    A swordsman named Ishimatsu kneels in silhouette, dead. The hilt of his sword rests against his right shoulder. Behind him, blue-green water glistens.

    Reading Anime

    The third and final discourse connects the preceding discussions of Japanese history and film by dealing directly with the medium at hand: anime. The academic study of anime is a relatively nascent field, and its general viability a source of debate, but I have chosen below to accept its existence and cultural import as matters of course. Meanwhile, my definition of anime and understanding of its characteristics are heavily influenced by the work of Christopher Bolton. In his Interpreting Anime, he adopts a rather loose approach to the former, defining it simply as any “Japanese animation based on a drawn image.” These visual productions, he says, differ from other media (e.g., theatre, art, manga) because they possess a unique “ability to move the viewer very rapidly back and forth between […] two poles of immersion and distance.” Anime consequently allows for some form of “resonance” between the viewer’s world and its own, despite regularly interrupting this immersion through its use of “self-conscious textual devices that call attention to the form of the text itself.” The end result is an ongoing oscillation between “identification” and “alienation” that may or may not be resolved over the course of the narrative.

    Now, I must admit that I do disagree with certain elements of Bolton’s argument. Undoubtedly the most problematic of these is his insistence that anime is somehow “unusual” or “unique” in comparison to other media. While different media will inevitably reflect different socio-cultural issues in different ways, I find it difficult to believe that anime, as a whole, can ever be entirely separated from manga, its printed counterpart. The same holds true for his attempts to split feature-length anime films from televised anime series, which Bolton says “often fails to generate the [same] kind of oscillation.” Both arguments ultimately serve to undermine the breadth of his earlier definition of anime, and thereby overlook the potential for connections between disparate forms of narrative media.

    [Retrospective: Reading the first half of this paragraph roughly four years later is strange because now I agree with Bolton. My current research relies almost entirely on the fact that anime and games do bring something different to the playing field in terms of representation and embodiment.]

    We must also acknowledge that the rapid oscillation between identification and alienation, or reality and fiction, actually mirrors our earlier discussion of melodrama. On the one hand, such a parallel further problematizes the narrative of anime as a particularly “unique” medium. On the other, it further reinforces the way in which we read Samurai Champloo as a particular manifestation of the animated medium. The series’ sustained reliance upon simple binaries is indeed indicative of its position as a melodramatic, chanbara-influenced anime, but it does not mean that it accepts this role blindly. Watanabe instead uses these apparent contradictions to undermine the existence of the categories themselves. Tradition and modernity, giri and ninjo, good and evil, and even fiction and reality all fall apart because he shows that the distinctions within each pairing are little more than artificial constructions. In this way, Samurai Champloo functions as a tale of internal similarity despite external difference, and thereby inverts popular expectations of both content and form at every turn.

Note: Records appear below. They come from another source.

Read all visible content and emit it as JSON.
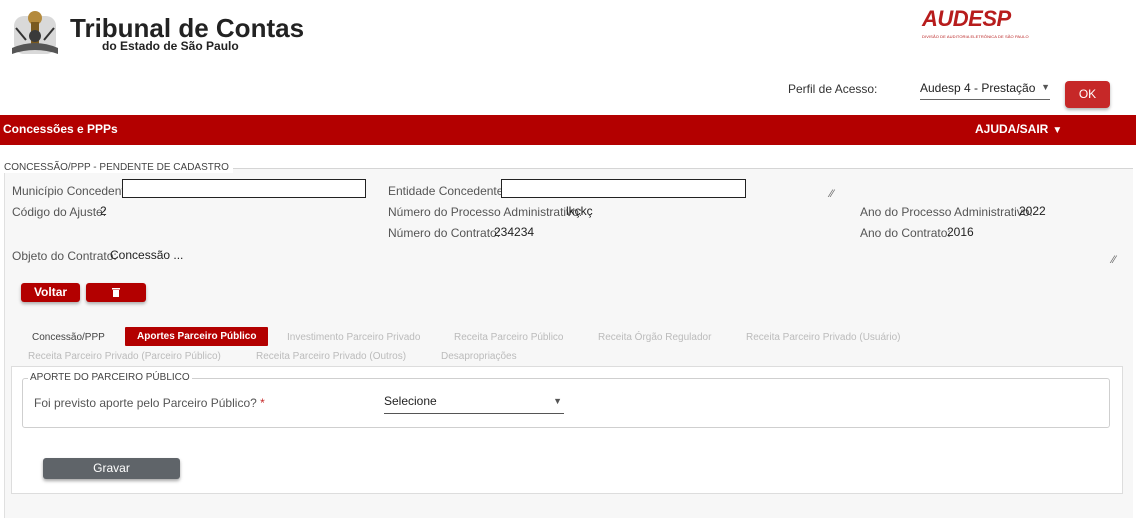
{
  "header": {
    "brand_title": "Tribunal de Contas",
    "brand_subtitle": "do Estado de São Paulo",
    "audesp_logo": "AUDESP",
    "audesp_tagline": "DIVISÃO DE AUDITORIA ELETRÔNICA DE SÃO PAULO",
    "perfil_label": "Perfil de Acesso:",
    "perfil_value": "Audesp 4 - Prestação",
    "ok_label": "OK"
  },
  "nav": {
    "title": "Concessões e PPPs",
    "help_label": "AJUDA/SAIR",
    "help_icon": "caret-down-icon"
  },
  "main": {
    "legend": "CONCESSÃO/PPP - PENDENTE DE CADASTRO",
    "fields": {
      "municipio_label": "Município Concedente:",
      "municipio_value": "",
      "entidade_label": "Entidade Concedente:",
      "entidade_value": "",
      "codigo_label": "Código do Ajuste:",
      "codigo_value": "2",
      "num_processo_label": "Número do Processo Administrativo:",
      "num_processo_value": "lkçkç",
      "ano_processo_label": "Ano do Processo Administrativo:",
      "ano_processo_value": "2022",
      "num_contrato_label": "Número do Contrato:",
      "num_contrato_value": "234234",
      "ano_contrato_label": "Ano do Contrato:",
      "ano_contrato_value": "2016",
      "objeto_label": "Objeto do Contrato:",
      "objeto_value": "Concessão ..."
    },
    "voltar_label": "Voltar",
    "delete_icon": "trash-icon",
    "tabs": [
      {
        "label": "Concessão/PPP",
        "state": "normal"
      },
      {
        "label": "Aportes Parceiro Público",
        "state": "active"
      },
      {
        "label": "Investimento Parceiro Privado",
        "state": "disabled"
      },
      {
        "label": "Receita Parceiro Público",
        "state": "disabled"
      },
      {
        "label": "Receita Órgão Regulador",
        "state": "disabled"
      },
      {
        "label": "Receita Parceiro Privado (Usuário)",
        "state": "disabled"
      },
      {
        "label": "Receita Parceiro Privado (Parceiro Público)",
        "state": "disabled"
      },
      {
        "label": "Receita Parceiro Privado (Outros)",
        "state": "disabled"
      },
      {
        "label": "Desapropriações",
        "state": "disabled"
      }
    ],
    "aporte": {
      "legend": "APORTE DO PARCEIRO PÚBLICO",
      "question": "Foi previsto aporte pelo Parceiro Público?",
      "required_mark": "*",
      "select_value": "Selecione"
    },
    "gravar_label": "Gravar"
  },
  "colors": {
    "brand_red": "#b30000",
    "button_gray": "#5f6469"
  }
}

    A full moon sits in the upper-right corner of the image. It is slightly out of focus, but white text reading "つづく" and "To be continued" appears more clearly on the left-hand side of the screen.

    [Continue to Part 2!]